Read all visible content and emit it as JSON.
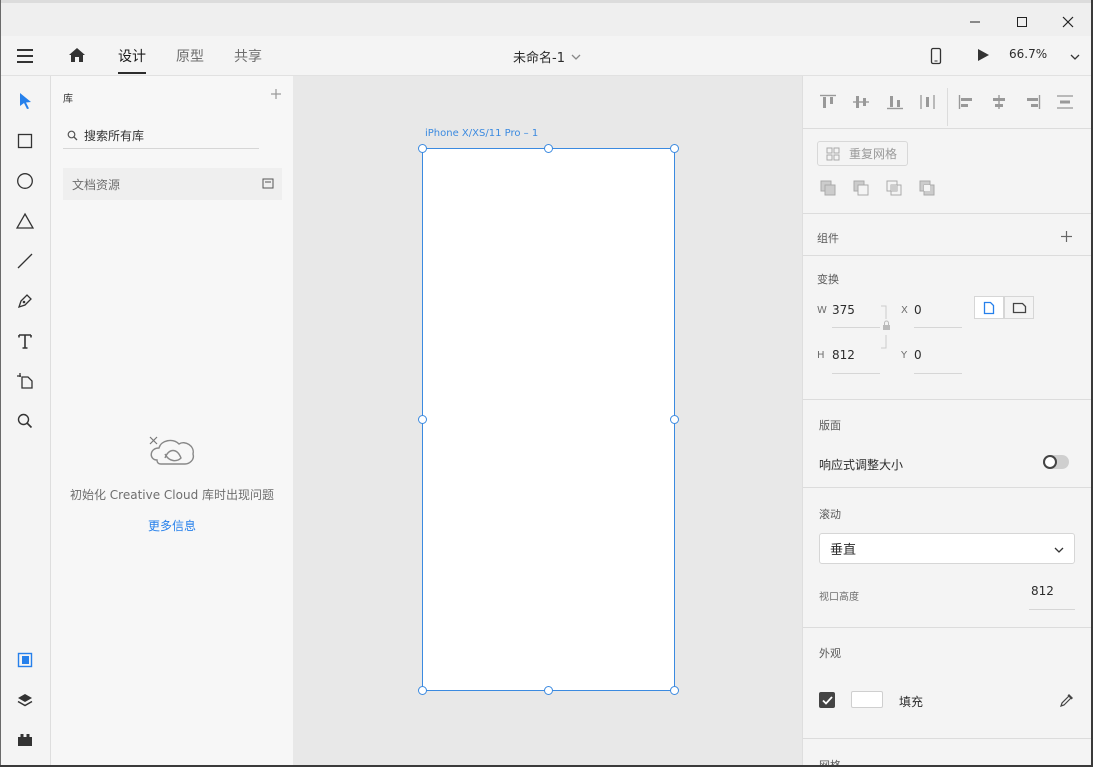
{
  "appbar": {
    "tabs": [
      {
        "label": "设计",
        "active": true
      },
      {
        "label": "原型",
        "active": false
      },
      {
        "label": "共享",
        "active": false
      }
    ],
    "doc_title": "未命名-1",
    "zoom": "66.7%"
  },
  "library": {
    "title": "库",
    "search_placeholder": "搜索所有库",
    "doc_assets": "文档资源",
    "error_message": "初始化 Creative Cloud 库时出现问题",
    "more_info": "更多信息"
  },
  "canvas": {
    "artboard_label": "iPhone X/XS/11 Pro – 1"
  },
  "properties": {
    "repeat_grid": "重复网格",
    "components": "组件",
    "transform": "变换",
    "w_label": "W",
    "w_value": "375",
    "x_label": "X",
    "x_value": "0",
    "h_label": "H",
    "h_value": "812",
    "y_label": "Y",
    "y_value": "0",
    "layout": "版面",
    "responsive_resize": "响应式调整大小",
    "responsive_on": false,
    "scroll": "滚动",
    "scroll_value": "垂直",
    "viewport_height_label": "视口高度",
    "viewport_height_value": "812",
    "appearance": "外观",
    "fill_label": "填充",
    "fill_checked": true,
    "fill_color": "#ffffff",
    "grid": "网格"
  },
  "colors": {
    "accent": "#2680eb",
    "selection": "#3b8ae0"
  }
}
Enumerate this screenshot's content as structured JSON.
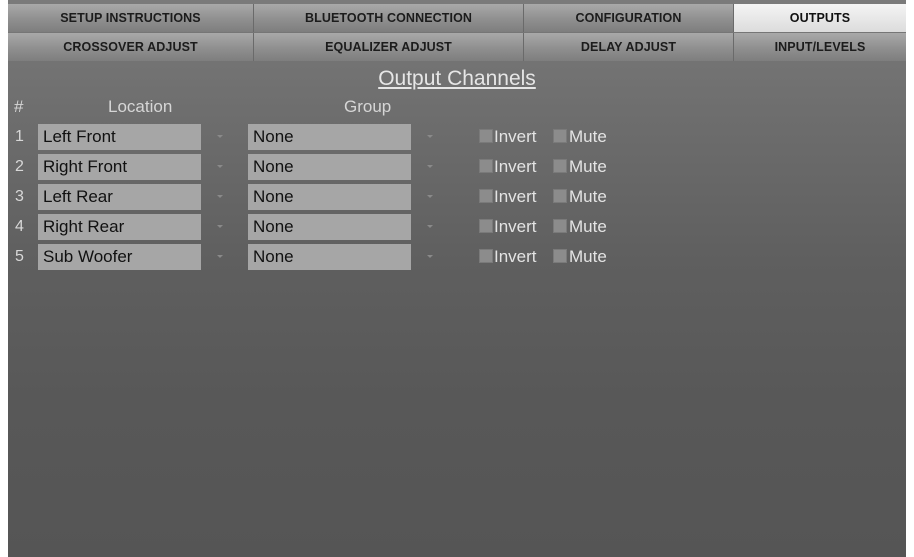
{
  "tabs": {
    "row1": [
      "SETUP INSTRUCTIONS",
      "BLUETOOTH CONNECTION",
      "CONFIGURATION",
      "OUTPUTS"
    ],
    "row2": [
      "CROSSOVER ADJUST",
      "EQUALIZER ADJUST",
      "DELAY ADJUST",
      "INPUT/LEVELS"
    ],
    "active": "OUTPUTS"
  },
  "panel": {
    "title": "Output Channels",
    "headers": {
      "num": "#",
      "location": "Location",
      "group": "Group"
    },
    "invert_label": "Invert",
    "mute_label": "Mute"
  },
  "channels": [
    {
      "num": "1",
      "location": "Left Front",
      "group": "None",
      "invert": false,
      "mute": false
    },
    {
      "num": "2",
      "location": "Right Front",
      "group": "None",
      "invert": false,
      "mute": false
    },
    {
      "num": "3",
      "location": "Left Rear",
      "group": "None",
      "invert": false,
      "mute": false
    },
    {
      "num": "4",
      "location": "Right Rear",
      "group": "None",
      "invert": false,
      "mute": false
    },
    {
      "num": "5",
      "location": "Sub Woofer",
      "group": "None",
      "invert": false,
      "mute": false
    }
  ],
  "colors": {
    "active_tab": "#e8e8e8",
    "tab": "#8f8f8f",
    "panel_bg": "#6a6a6a",
    "field_bg": "#a6a6a6"
  }
}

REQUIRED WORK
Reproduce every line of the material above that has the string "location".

EXERCISE SOLUTION
      "location": "Location",
      "location": "Left Front",
      "location": "Right Front",
      "location": "Left Rear",
      "location": "Right Rear",
      "location": "Sub Woofer",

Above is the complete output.